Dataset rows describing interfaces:
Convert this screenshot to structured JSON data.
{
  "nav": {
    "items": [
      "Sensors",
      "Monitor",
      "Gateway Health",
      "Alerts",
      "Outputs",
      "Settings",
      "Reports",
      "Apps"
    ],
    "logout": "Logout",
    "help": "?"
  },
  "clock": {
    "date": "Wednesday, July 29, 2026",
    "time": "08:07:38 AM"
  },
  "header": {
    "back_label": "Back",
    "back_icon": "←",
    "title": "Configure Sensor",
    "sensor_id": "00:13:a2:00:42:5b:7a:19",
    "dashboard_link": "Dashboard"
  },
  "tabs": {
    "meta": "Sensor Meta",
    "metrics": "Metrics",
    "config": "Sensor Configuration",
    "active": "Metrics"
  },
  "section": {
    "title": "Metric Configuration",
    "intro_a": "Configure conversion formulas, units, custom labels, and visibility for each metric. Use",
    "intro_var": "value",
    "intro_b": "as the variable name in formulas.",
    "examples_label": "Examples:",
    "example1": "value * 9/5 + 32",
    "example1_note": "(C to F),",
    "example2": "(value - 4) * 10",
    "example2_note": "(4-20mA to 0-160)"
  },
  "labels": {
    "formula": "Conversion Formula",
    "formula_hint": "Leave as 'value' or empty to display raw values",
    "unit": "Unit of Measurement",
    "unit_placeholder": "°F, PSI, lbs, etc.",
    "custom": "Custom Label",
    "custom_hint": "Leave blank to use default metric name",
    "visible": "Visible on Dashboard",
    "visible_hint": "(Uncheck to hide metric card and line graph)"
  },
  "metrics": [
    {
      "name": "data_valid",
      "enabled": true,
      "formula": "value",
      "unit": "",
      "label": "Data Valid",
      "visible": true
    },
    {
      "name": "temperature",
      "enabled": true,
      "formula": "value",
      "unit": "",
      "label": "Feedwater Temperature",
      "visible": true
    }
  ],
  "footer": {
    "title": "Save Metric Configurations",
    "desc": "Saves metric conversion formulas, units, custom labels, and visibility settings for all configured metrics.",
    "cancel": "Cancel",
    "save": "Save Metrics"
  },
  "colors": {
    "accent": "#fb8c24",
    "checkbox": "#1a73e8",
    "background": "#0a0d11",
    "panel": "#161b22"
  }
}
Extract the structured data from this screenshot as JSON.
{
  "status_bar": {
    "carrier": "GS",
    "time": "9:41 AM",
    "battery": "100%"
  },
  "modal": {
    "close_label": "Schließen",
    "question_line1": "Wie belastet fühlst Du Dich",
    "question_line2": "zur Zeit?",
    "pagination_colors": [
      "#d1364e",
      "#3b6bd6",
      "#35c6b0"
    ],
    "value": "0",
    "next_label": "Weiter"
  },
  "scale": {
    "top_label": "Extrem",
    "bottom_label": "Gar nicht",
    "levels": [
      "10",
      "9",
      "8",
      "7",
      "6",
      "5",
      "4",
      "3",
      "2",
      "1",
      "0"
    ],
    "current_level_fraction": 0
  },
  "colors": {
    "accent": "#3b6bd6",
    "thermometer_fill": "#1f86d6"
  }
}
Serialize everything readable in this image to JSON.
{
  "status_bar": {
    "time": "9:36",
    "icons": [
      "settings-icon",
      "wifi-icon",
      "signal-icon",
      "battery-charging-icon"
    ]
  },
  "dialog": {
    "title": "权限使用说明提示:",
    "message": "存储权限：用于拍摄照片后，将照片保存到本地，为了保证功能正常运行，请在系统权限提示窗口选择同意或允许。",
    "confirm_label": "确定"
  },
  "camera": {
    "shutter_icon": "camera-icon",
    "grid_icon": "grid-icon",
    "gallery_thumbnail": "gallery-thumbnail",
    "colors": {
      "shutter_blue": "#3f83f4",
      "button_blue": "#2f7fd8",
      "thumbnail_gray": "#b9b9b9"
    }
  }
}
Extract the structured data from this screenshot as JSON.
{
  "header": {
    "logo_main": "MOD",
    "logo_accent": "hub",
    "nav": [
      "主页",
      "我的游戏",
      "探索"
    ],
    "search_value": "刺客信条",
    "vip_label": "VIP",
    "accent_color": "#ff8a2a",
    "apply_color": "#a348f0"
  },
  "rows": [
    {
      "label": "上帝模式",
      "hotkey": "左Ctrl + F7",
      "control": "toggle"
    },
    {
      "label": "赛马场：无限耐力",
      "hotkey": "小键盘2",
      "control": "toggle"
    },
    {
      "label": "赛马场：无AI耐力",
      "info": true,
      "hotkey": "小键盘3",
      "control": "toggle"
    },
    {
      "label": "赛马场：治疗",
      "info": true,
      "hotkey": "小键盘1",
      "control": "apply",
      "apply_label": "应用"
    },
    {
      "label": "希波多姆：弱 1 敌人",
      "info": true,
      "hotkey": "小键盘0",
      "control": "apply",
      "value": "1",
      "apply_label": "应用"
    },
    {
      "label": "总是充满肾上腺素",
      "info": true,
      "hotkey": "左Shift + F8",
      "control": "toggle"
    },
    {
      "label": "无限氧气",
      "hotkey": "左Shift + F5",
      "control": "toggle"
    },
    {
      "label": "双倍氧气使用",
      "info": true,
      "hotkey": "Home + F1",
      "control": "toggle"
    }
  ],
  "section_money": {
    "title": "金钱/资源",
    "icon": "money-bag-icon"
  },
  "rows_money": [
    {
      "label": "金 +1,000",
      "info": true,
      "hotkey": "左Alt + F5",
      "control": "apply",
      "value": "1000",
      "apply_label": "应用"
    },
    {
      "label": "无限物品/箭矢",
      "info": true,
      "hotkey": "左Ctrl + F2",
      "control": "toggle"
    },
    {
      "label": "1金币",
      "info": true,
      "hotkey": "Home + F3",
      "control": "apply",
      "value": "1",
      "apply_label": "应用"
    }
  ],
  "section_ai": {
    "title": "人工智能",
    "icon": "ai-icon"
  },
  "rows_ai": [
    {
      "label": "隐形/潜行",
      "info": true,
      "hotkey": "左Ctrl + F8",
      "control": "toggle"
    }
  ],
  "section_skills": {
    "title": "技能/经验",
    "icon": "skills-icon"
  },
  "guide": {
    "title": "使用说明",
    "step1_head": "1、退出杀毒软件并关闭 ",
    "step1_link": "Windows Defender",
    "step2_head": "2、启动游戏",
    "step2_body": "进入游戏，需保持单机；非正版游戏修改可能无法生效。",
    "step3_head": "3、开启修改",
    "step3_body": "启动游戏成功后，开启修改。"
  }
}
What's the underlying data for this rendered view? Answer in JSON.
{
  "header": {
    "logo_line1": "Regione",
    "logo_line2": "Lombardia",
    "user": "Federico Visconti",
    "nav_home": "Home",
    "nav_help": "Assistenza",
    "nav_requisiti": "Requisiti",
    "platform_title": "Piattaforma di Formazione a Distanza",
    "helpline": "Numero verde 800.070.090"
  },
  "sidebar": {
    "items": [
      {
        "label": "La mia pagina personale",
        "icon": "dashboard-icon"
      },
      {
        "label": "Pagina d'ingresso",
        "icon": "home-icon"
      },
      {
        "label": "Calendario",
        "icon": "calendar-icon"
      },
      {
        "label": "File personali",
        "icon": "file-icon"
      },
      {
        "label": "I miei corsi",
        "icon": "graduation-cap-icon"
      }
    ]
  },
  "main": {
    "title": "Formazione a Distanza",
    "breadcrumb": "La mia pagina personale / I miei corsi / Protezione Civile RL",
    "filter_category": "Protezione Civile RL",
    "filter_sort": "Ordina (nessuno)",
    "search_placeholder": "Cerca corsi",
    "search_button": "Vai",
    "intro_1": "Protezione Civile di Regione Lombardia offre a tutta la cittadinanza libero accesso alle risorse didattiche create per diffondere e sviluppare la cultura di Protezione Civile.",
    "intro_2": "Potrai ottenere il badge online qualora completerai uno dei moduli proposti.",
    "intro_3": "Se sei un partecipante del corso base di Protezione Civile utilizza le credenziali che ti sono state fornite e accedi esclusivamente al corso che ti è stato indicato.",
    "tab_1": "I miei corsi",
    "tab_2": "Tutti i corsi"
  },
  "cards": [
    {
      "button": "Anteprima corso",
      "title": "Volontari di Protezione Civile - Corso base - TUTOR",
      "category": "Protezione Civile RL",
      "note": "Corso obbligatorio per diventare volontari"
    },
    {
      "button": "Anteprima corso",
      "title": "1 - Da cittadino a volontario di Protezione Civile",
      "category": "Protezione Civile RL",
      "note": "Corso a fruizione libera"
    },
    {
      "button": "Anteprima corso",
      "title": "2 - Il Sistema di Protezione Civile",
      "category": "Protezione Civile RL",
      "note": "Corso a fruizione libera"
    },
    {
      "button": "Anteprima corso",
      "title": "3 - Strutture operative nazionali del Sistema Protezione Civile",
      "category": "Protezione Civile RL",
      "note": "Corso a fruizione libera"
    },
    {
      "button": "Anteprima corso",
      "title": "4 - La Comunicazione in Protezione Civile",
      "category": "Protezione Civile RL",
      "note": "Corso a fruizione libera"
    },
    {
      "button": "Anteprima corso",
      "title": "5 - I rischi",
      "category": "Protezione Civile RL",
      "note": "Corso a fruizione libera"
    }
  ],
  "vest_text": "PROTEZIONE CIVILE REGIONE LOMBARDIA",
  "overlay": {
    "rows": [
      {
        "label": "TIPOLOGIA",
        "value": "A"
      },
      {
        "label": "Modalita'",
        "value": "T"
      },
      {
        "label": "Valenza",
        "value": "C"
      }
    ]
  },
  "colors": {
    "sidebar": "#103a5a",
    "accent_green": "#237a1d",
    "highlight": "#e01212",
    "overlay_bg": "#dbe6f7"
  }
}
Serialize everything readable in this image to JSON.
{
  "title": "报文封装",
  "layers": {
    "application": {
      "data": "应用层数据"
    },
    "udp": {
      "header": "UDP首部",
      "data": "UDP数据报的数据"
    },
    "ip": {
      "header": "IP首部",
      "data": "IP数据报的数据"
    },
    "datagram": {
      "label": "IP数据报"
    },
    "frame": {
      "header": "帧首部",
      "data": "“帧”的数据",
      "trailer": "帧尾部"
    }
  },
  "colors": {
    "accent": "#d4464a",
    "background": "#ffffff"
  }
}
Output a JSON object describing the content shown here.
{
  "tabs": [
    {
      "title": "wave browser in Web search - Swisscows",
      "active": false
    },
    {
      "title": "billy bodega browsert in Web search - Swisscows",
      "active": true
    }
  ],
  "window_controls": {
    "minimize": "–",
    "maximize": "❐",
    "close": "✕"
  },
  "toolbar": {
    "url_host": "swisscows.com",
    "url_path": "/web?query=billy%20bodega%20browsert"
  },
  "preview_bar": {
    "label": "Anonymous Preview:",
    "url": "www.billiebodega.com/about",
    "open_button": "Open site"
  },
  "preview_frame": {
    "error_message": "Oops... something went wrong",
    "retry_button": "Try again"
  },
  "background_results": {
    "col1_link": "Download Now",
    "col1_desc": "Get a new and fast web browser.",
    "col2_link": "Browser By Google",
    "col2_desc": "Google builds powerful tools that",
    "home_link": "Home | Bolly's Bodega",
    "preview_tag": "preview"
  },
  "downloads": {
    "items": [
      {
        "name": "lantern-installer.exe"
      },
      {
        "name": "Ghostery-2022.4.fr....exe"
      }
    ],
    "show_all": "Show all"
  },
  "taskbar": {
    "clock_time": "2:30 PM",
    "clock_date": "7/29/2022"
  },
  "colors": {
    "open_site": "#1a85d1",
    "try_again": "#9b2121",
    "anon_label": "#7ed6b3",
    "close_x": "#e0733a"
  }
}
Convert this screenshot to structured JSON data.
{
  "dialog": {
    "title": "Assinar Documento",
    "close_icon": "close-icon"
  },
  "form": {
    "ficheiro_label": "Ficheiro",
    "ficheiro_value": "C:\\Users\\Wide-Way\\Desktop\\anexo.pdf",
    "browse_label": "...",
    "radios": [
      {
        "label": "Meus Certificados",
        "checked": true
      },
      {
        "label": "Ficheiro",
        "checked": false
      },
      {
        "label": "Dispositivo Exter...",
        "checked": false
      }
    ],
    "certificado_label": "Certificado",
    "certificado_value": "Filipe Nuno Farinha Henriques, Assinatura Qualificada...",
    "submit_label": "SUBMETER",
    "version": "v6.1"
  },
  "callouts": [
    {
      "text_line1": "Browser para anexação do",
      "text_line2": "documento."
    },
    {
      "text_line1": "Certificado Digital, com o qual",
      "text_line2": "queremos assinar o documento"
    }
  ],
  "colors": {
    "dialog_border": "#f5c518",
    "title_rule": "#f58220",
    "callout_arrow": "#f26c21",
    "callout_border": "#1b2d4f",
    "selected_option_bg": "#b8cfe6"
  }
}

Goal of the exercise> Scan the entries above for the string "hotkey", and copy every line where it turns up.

Expected answer>
      "hotkey": "左Ctrl + F7",
      "hotkey": "小键盘2",
      "hotkey": "小键盘3",
      "hotkey": "小键盘1",
      "hotkey": "小键盘0",
      "hotkey": "左Shift + F8",
      "hotkey": "左Shift + F5",
      "hotkey": "Home + F1",
      "hotkey": "左Alt + F5",
      "hotkey": "左Ctrl + F2",
      "hotkey": "Home + F3",
      "hotkey": "左Ctrl + F8",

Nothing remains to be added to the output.